Article by Zeke Horowitz

While the weather in Charleston certainly didn’t live up to the hype, the racing and southern hospitality definitely did. Despite some less than ideal conditions, we were able to get in eight races on the Viper course and came away with many great memories of fun racing, and fun social gatherings at the beach party! My team came away with some very valuable lessons about how to keep to the boat moving as fast as possible.

The biggest lesson I learned about the Viper is how sensitive it is to the “mode” you are sailing in, both upwind and downwind. I was very conscious on the upwind legs about making sure that I was keeping the jib pressed and the bow down to generate as much power as possible. This “press mode” quickly turned into a very high and fast mode when the breeze was relatively light and the water was flat. I made sure that if the boat ever felt like it was flattening out too much, I would gently pull the tiller towards me and pull the main in that last inch to load the rig back up. Once everything felt loaded, I would hike the boat flat and gently let the helm down to get as much height as possible. The boat loves to have the main trimmed hard so I was constantly checking my leech tell-tales and making sure that I had the mainsheet as tight as possible without stalling.

As the breeze came up and we became overpowered, the mode switched from the bow down press mode, to the heeled over pinchy mode – more like a normal keel boat. The boat can feel like it wants to go into the “vang sheet bow down super Laser hiking” mode, but you end up just reaching around the race-course because you have to give up so much height to flatten the boat out. So once the breeze was up in the mid-teens, I made sure to only let the main out about 3-5 inches (with plenty of vang on) and feather until there was a small bubble in the luff of the jib. From there, I would just try to maintain a steady level of heel by working the mainsheet back in or pulling the tiller towards me to induce some leeward heel when we sailed into a small lull. The big thing to be careful of when sailing in this mode is big chop.
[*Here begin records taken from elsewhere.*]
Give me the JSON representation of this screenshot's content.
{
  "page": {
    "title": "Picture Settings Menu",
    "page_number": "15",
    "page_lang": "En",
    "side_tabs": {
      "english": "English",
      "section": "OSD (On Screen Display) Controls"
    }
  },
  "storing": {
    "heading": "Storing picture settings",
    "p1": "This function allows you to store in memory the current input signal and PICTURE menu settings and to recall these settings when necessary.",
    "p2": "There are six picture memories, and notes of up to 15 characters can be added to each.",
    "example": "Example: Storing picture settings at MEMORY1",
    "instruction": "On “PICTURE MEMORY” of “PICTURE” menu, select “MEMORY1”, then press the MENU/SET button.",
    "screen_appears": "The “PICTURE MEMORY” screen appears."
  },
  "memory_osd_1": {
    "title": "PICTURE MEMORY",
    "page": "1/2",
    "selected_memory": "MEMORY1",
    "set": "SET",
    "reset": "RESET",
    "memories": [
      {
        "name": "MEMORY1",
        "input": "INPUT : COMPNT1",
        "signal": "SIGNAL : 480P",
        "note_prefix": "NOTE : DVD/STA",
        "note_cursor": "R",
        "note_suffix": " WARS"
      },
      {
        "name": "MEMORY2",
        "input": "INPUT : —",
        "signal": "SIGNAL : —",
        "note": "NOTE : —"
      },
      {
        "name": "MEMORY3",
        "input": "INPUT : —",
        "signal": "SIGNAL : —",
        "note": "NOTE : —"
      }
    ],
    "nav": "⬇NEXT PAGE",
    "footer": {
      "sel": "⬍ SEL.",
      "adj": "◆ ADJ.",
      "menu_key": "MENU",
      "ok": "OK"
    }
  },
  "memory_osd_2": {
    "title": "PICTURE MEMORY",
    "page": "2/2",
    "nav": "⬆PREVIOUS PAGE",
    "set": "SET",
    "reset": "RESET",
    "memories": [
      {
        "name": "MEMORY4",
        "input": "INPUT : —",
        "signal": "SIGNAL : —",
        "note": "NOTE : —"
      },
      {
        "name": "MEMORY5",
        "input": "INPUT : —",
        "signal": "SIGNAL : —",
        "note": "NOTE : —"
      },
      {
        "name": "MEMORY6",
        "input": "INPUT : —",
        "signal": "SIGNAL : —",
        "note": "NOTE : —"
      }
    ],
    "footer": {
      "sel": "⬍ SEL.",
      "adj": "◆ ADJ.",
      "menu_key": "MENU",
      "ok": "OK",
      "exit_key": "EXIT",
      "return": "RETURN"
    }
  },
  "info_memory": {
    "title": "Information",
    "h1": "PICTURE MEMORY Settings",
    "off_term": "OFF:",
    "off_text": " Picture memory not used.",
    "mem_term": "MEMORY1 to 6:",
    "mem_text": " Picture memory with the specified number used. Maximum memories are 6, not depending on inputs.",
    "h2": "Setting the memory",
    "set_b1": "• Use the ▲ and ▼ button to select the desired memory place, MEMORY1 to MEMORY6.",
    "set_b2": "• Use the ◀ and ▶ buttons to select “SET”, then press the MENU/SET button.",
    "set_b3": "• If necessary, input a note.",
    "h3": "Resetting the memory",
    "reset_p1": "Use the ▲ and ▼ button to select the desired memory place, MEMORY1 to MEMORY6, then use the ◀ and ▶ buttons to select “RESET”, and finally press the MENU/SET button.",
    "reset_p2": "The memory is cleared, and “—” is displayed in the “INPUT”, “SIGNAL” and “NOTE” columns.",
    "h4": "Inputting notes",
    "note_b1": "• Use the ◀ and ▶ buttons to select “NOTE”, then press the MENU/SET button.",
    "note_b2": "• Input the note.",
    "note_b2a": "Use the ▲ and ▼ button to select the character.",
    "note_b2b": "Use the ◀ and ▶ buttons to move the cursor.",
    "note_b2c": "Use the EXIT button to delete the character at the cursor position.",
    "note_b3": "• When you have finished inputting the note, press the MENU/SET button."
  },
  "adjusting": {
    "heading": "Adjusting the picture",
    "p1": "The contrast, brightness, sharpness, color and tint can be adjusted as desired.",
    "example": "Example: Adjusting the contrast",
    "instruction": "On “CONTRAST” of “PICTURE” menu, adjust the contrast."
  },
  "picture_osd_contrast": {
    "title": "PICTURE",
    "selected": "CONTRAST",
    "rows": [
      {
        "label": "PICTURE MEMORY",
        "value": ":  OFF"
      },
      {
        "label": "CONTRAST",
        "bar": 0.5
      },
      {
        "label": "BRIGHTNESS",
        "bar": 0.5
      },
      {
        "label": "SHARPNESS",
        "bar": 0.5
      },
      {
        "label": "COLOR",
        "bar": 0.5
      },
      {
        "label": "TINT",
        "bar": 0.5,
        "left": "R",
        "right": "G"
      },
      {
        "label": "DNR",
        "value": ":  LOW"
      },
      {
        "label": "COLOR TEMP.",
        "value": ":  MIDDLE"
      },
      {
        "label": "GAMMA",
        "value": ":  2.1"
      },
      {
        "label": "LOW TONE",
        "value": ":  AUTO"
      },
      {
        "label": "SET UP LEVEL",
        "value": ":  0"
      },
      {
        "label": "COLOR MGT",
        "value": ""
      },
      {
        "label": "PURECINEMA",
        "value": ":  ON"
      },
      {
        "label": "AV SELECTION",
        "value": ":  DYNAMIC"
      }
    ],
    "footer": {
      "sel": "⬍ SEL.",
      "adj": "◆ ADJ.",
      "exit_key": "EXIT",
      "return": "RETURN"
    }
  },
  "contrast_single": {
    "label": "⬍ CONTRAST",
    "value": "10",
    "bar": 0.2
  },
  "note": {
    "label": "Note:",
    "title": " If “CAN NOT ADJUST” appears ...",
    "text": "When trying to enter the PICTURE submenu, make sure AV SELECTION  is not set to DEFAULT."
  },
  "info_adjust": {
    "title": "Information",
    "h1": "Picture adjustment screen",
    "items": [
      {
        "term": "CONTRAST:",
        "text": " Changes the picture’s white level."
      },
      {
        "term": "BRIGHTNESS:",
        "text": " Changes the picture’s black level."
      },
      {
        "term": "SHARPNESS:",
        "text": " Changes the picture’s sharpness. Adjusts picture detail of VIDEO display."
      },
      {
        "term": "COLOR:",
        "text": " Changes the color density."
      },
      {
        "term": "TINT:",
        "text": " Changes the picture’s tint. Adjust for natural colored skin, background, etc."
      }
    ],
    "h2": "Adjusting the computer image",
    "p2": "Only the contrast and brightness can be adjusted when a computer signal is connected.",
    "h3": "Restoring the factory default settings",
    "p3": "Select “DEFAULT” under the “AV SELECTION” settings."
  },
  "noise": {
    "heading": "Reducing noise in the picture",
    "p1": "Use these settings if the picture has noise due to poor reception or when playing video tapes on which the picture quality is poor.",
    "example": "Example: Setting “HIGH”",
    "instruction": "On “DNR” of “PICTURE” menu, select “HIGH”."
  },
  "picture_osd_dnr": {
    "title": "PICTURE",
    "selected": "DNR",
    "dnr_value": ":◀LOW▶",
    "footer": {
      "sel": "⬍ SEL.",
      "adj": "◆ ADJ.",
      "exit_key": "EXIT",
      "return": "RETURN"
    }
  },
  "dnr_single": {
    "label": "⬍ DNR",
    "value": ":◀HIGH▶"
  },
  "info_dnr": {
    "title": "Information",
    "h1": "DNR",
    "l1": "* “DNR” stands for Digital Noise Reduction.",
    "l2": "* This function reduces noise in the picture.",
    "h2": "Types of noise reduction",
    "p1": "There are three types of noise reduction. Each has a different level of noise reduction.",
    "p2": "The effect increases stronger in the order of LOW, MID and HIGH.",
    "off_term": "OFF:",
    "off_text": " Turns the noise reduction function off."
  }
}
It was imperative that my crew was calling the big chop because you don’t want to sail in this mode with massive slop on the bow.

Zeke Horowitz, Danny Pletsch, and Ian Coleman at CRW 2015.

Zeke Horowitz, Danny Pletsch, and Ian Coleman at CRW 2015.

I found that the downwind mode was remarkably similar regardless of the breeze strength. We had breeze range from about 3 kts to maybe 14 kts throughout the regatta, and I always found that I was looking for the same feel. The boat felt best with about 5 degrees of leeward heel. If we sailed any lower, the boat flattened out completely and we lost a lot of speed, and if we sailed much higher, we would be way heeled to leeward with too much helm. So I really concentrated on feeling the boat as it heeled and flattened, and made sure to turn the boat to maintain that constant level of small heel (I turned down if the boat to heeled too much, and back up if the boat flattened out too much). Boats around us tried sailing lower in the light air, but we found it to be much better to sail a little bit of extra distance at a higher speed with more power. I also found it to be quite good for me, as the helmsman, to be sitting down on the floor of the boat when it was light air, and let my spinnaker trimmer sit up on the rail. This allowed us to sail a tiny bit lower because my weight was more centered (inducing a bit of leeward heel), and my trimmer could move his weight in and out a lot to help me steer the boat as he felt the boat heel.

We found that fore/aft weight placement was very important on the upwind legs. We made sure to have our jib trimmer sit all the way forward (in front of the shrouds) until such time as we absolutely needed him fully hiking. We had a mode where our middle crew and I would be fulling hiking with the forward crew still sitting in front of the shroud. If we were still overpowered, then the forward crew would pop behind the shroud and keep hiking. We felt fast with the weight as far forward as possible.

We’ve got many more lessons to learn. A big lesson we learned the HARD way, was to be sure to check your pole-out line where it ties onto the back of the pole. We had the carbon wear through right where the knot is. Turns out it is much faster to use a spinnaker downwind than it is to sail wing-on-wing with a jib!!!

Editor’s note: Zeke Horowitz just finished second at Charleston Race Week and has some tips to share on making a viper go. He is new to the Viper Class and also a new member of the North Sails One-Design team. A College-of Charleston graduate with years of yacht club sailing directing under his belt, Zeke is a great addition to the Viper 640 family. He’s also available to share other tips and you can contact him at zeke.horowitz@northsails.com.